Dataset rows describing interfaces
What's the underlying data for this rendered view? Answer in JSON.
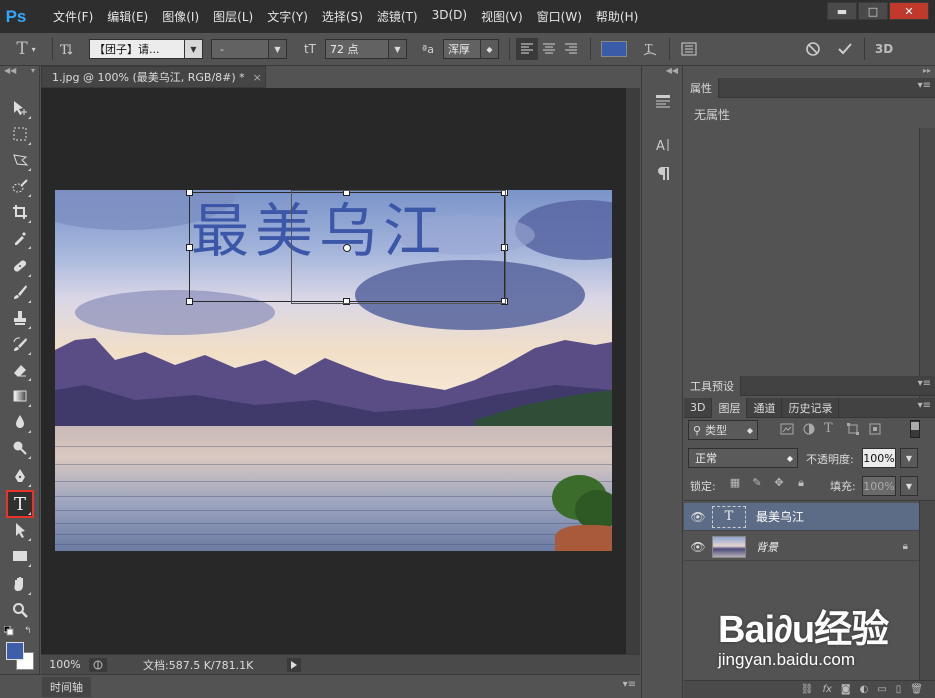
{
  "app": {
    "logo": "Ps",
    "menu": [
      "文件(F)",
      "编辑(E)",
      "图像(I)",
      "图层(L)",
      "文字(Y)",
      "选择(S)",
      "滤镜(T)",
      "3D(D)",
      "视图(V)",
      "窗口(W)",
      "帮助(H)"
    ],
    "window_controls": {
      "minimize": "▬",
      "maximize": "□",
      "close": "✕"
    }
  },
  "options": {
    "font_family": "【团子】请...",
    "font_style": "-",
    "font_size": "72 点",
    "antialias": "浑厚",
    "text_color": "#3a5ca8",
    "font_size_icon": "tT",
    "aa_icon": "ªa"
  },
  "document": {
    "tab_title": "1.jpg @ 100% (最美乌江, RGB/8#) *",
    "close": "×",
    "canvas_text": "最美乌江",
    "text_color": "#3d57a8",
    "zoom": "100%",
    "doc_info": "文档:587.5 K/781.1K"
  },
  "timeline": {
    "label": "时间轴"
  },
  "toolbar": {
    "fg_color": "#3f5ea8",
    "bg_color": "#ffffff"
  },
  "properties": {
    "tab": "属性",
    "content": "无属性"
  },
  "tool_presets": {
    "tab": "工具预设"
  },
  "layers_panel": {
    "tabs": [
      "3D",
      "图层",
      "通道",
      "历史记录"
    ],
    "filter": "类型",
    "blend_mode": "正常",
    "opacity_label": "不透明度:",
    "opacity": "100%",
    "lock_label": "锁定:",
    "fill_label": "填充:",
    "fill": "100%",
    "layers": [
      {
        "name": "最美乌江",
        "type": "text",
        "selected": true,
        "thumb": "T"
      },
      {
        "name": "背景",
        "type": "image",
        "selected": false
      }
    ]
  },
  "watermark": {
    "logo": "Bai∂u经验",
    "url": "jingyan.baidu.com"
  }
}
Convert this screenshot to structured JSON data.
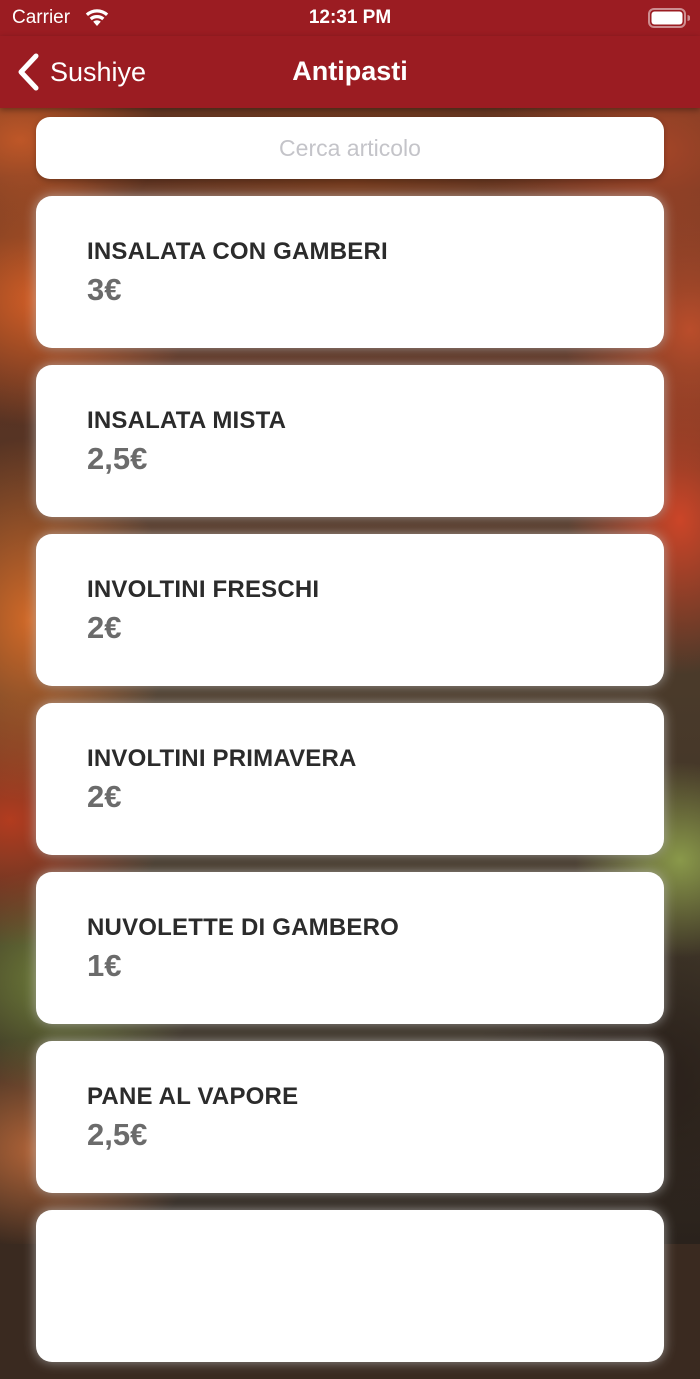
{
  "status_bar": {
    "carrier": "Carrier",
    "time": "12:31 PM",
    "wifi_icon": "wifi-icon",
    "battery_icon": "battery-icon"
  },
  "nav": {
    "back_label": "Sushiye",
    "title": "Antipasti",
    "color": "#9b1c22"
  },
  "search": {
    "placeholder": "Cerca articolo",
    "value": ""
  },
  "items": [
    {
      "name": "INSALATA CON GAMBERI",
      "price": "3€"
    },
    {
      "name": "INSALATA MISTA",
      "price": "2,5€"
    },
    {
      "name": "INVOLTINI FRESCHI",
      "price": "2€"
    },
    {
      "name": "INVOLTINI PRIMAVERA",
      "price": "2€"
    },
    {
      "name": "NUVOLETTE DI GAMBERO",
      "price": "1€"
    },
    {
      "name": "PANE AL VAPORE",
      "price": "2,5€"
    },
    {
      "name": "",
      "price": ""
    }
  ]
}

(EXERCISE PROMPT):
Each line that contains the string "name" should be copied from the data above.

(REPLY TO THE EXERCISE):
        "name": "最美乌江",
        "name": "背景",
      "name": "INSALATA CON GAMBERI",
      "name": "INSALATA MISTA",
      "name": "INVOLTINI FRESCHI",
      "name": "INVOLTINI PRIMAVERA",
      "name": "NUVOLETTE DI GAMBERO",
      "name": "PANE AL VAPORE",
      "name": "",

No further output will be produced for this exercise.